Dark clouds loom over NI’s manufacturing industry
Job losses at Bombardier and the uncertainty of Brexit are having a knock-on effect
Nine months ago the Canadian aerospace firm Bombardier confirmed that it intended to reduce its Northern Ireland workforce by 1,080 people between this year and next, as part of a “global downsizing” strategy. Photograph: Arthur Allison/Pacemaker
A Craigavon-based firm, AJ Power, has recently supplied and installed a standby generator at the top of Table Mountain in South Africa.
The generator was manufactured at the company’s headquarters in the North, which employs 80 people, and then installed by its South African subsidiary FGW Generators.
The tourist attraction draws more than 900,000 visitors a year and the 280kVA generating set will provide “security of power” for the attraction’s upper cable station and its restaurant.
Diesel generating sets manufactured by AJ Power are currently in use in more than 80 countries.
But while there story is a good example of a local firm flourishing on the international stage, there are many dark clouds lingering above the North’s manufacturing sector, with the threat of a post-Brexit storm also looming.
There are fresh concerns about further job losses at Bombardier’s operations in the North following the Canadian group’s decision last week to cut yet another 7,500 jobs from its global workforce.
As a result Bombardier, one of the biggest private sector employers in the North, has seen its workforce drop below 5,000.
In a statement, local management said it “will be evaluating the impact on our Belfast operations and will communicate with our employees when that is completed.
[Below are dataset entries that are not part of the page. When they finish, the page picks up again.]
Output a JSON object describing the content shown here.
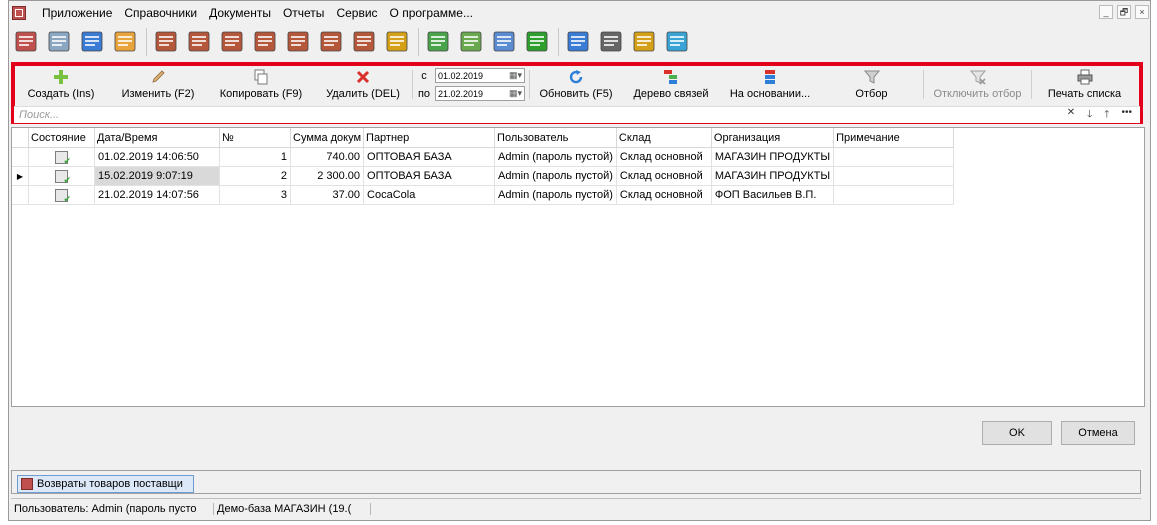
{
  "menu": [
    "Приложение",
    "Справочники",
    "Документы",
    "Отчеты",
    "Сервис",
    "О программе..."
  ],
  "window_controls": [
    "_",
    "🗗",
    "×"
  ],
  "icon_toolbar": [
    {
      "name": "exit-icon",
      "color": "#c0504d"
    },
    {
      "name": "lock-icon",
      "color": "#8aa6c1"
    },
    {
      "name": "books-icon",
      "color": "#3a7bd5"
    },
    {
      "name": "users-icon",
      "color": "#e8a33d"
    },
    {
      "name": "document-star-icon",
      "color": "#b5573a"
    },
    {
      "name": "document-add-icon",
      "color": "#b5573a"
    },
    {
      "name": "document-remove-icon",
      "color": "#b5573a"
    },
    {
      "name": "basket-star-icon",
      "color": "#b5573a"
    },
    {
      "name": "basket-add-icon",
      "color": "#b5573a"
    },
    {
      "name": "basket-remove-icon",
      "color": "#b5573a"
    },
    {
      "name": "basket-transfer-icon",
      "color": "#b5573a"
    },
    {
      "name": "coins-icon",
      "color": "#d4a017"
    },
    {
      "name": "cash-icon",
      "color": "#4aa34a"
    },
    {
      "name": "truck-icon",
      "color": "#6aa84f"
    },
    {
      "name": "calculator-icon",
      "color": "#5b8bd0"
    },
    {
      "name": "spellcheck-icon",
      "color": "#2e9e2e"
    },
    {
      "name": "export-icon",
      "color": "#3a7bd5"
    },
    {
      "name": "printer-icon",
      "color": "#666666"
    },
    {
      "name": "scales-icon",
      "color": "#d4a017"
    },
    {
      "name": "upload-box-icon",
      "color": "#3aa3d5"
    }
  ],
  "actions": {
    "create": "Создать (Ins)",
    "edit": "Изменить (F2)",
    "copy": "Копировать (F9)",
    "delete": "Удалить (DEL)",
    "refresh": "Обновить (F5)",
    "tree": "Дерево связей",
    "based_on": "На основании...",
    "filter": "Отбор",
    "unfilter": "Отключить отбор",
    "print": "Печать списка"
  },
  "dates": {
    "from_label": "с",
    "to_label": "по",
    "from": "01.02.2019",
    "to": "21.02.2019"
  },
  "search": {
    "placeholder": "Поиск..."
  },
  "columns": [
    "Состояние",
    "Дата/Время",
    "№",
    "Сумма докум",
    "Партнер",
    "Пользователь",
    "Склад",
    "Организация",
    "Примечание"
  ],
  "rows": [
    {
      "datetime": "01.02.2019 14:06:50",
      "num": "1",
      "sum": "740.00",
      "partner": "ОПТОВАЯ БАЗА",
      "user": "Admin (пароль пустой)",
      "warehouse": "Склад основной",
      "org": "МАГАЗИН ПРОДУКТЫ",
      "note": ""
    },
    {
      "datetime": "15.02.2019 9:07:19",
      "num": "2",
      "sum": "2 300.00",
      "partner": "ОПТОВАЯ БАЗА",
      "user": "Admin (пароль пустой)",
      "warehouse": "Склад основной",
      "org": "МАГАЗИН ПРОДУКТЫ",
      "note": ""
    },
    {
      "datetime": "21.02.2019 14:07:56",
      "num": "3",
      "sum": "37.00",
      "partner": "CocaCola",
      "user": "Admin (пароль пустой)",
      "warehouse": "Склад основной",
      "org": "ФОП Васильев В.П.",
      "note": ""
    }
  ],
  "buttons": {
    "ok": "OK",
    "cancel": "Отмена"
  },
  "task_tab": "Возвраты товаров поставщи",
  "status": {
    "user": "Пользователь: Admin (пароль пусто",
    "db": "Демо-база МАГАЗИН (19.("
  },
  "colors": {
    "highlight": "#e3001b",
    "selection": "#d9d9d9"
  }
}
We are not in a position to elaborate further at this time.”
But there is no doubt that when Bombardier sneezes a sizeable proportion of the North’s manufacturing sector catches a cold.
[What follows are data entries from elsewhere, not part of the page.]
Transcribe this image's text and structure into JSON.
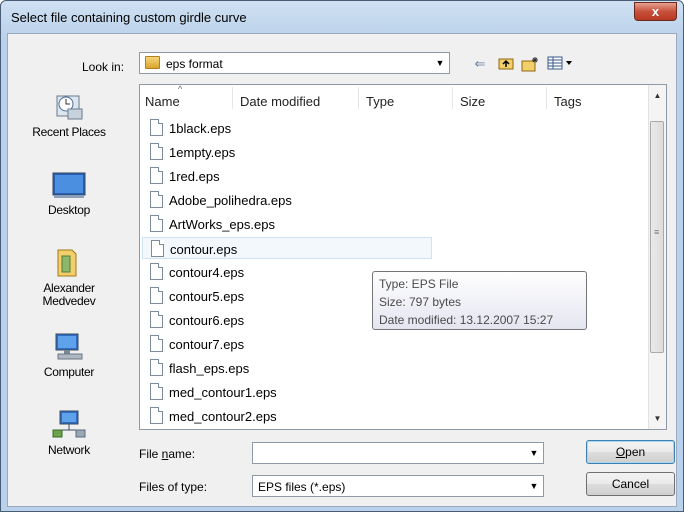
{
  "window": {
    "title": "Select file containing custom girdle curve",
    "close_glyph": "x"
  },
  "lookin": {
    "label": "Look in:",
    "value": "eps format",
    "toolbar": [
      {
        "name": "back-icon",
        "glyph": "⇐"
      },
      {
        "name": "up-folder-icon",
        "glyph": "⮤"
      },
      {
        "name": "new-folder-icon",
        "glyph": "✱"
      },
      {
        "name": "view-menu-icon",
        "glyph": "▦▾"
      }
    ]
  },
  "places": [
    {
      "label": "Recent Places",
      "icon": "recent-places-icon"
    },
    {
      "label": "Desktop",
      "icon": "desktop-icon"
    },
    {
      "label": "Alexander\nMedvedev",
      "icon": "user-folder-icon"
    },
    {
      "label": "Computer",
      "icon": "computer-icon"
    },
    {
      "label": "Network",
      "icon": "network-icon"
    }
  ],
  "columns": [
    "Name",
    "Date modified",
    "Type",
    "Size",
    "Tags"
  ],
  "files": [
    "1black.eps",
    "1empty.eps",
    "1red.eps",
    "Adobe_polihedra.eps",
    "ArtWorks_eps.eps",
    "contour.eps",
    "contour4.eps",
    "contour5.eps",
    "contour6.eps",
    "contour7.eps",
    "flash_eps.eps",
    "med_contour1.eps",
    "med_contour2.eps"
  ],
  "selected_index": 5,
  "tooltip": {
    "type": "Type: EPS File",
    "size": "Size: 797 bytes",
    "date": "Date modified: 13.12.2007 15:27"
  },
  "filename": {
    "label": "File name:",
    "value": ""
  },
  "filetype": {
    "label": "Files of type:",
    "value": "EPS files (*.eps)"
  },
  "buttons": {
    "open": "Open",
    "cancel": "Cancel"
  },
  "colors": {
    "title_gradient": "#b9d1ea",
    "close_button": "#c7503a",
    "selection": "#cfe3f7"
  }
}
According to Stephen Kelly, chief executive of the campaigning organisation, Manufacturing NI, every job in Bombardier supports at least 1.5 jobs in smaller manufacturing firms that are key suppliers to the aerospace company.
“The impact of direct job losses in Bombardier have a knock-on effect in the wider economy because not only do they impact on companies from the north-west to north Down, but the fact is that those salaries – and Bombardier jobs are well-paid jobs – also disappear,” Kelly warns.
He says the accumulative impact of job losses at major manufacturing firms in the North in recent years such as the closure of the tobacco firm JTI in Ballymena, the ongoing shutdown of the tyre manufacturer Michelin and the various redundancy programmes at Bombardier have had a snowball effect on the local manufacturing sector.
Manufacturing NI and Unite want the North’s Executive to develop an industrial strategy that will enable the local manufacturing sector to grow by 20 per cent. Scotland and the Republic both have specific strategies in place which helped foster the right conditions for manufacturing firms to grow and in turn create new jobs.
Kelly says: “Without an industrial strategy Northern Ireland is going to be more exposed. Northern Ireland’s manufacturing sector employs more than 85,000 people and contributes more than £18 billion in sales – of which £14 billion are external.
“But there are opportunities to do more – even with all the uncertainties that lie ahead because of Brexit. We want our politicians to do more – to be more ambitious because we need to address the challenges that exist such as high energy costs and high transport costs to win new foreign direct investment and ensure that we are well placed to deal with whatever Brexit throws at us.”
Jimmy Kelly, the regional secretary for Unite, estimates that 6,000 manufacturing jobs have been lost in Northern Ireland over the last two years alone – and he is not confident that these jobs will be replaced by an “equivalent value”.
Latest research from Manufacturing NI shows that following the sharp devaluation in sterling many local manufacturing businesses, particularly family-owned firms, have taken a hit on margins and profitability in order to win orders.
Stephen Kelly says this cannot continue indefinitely.
“The cost of raw materials in some cases is running at three times the price that some firms can charge customers – businesses just cannot sustain that,” he said.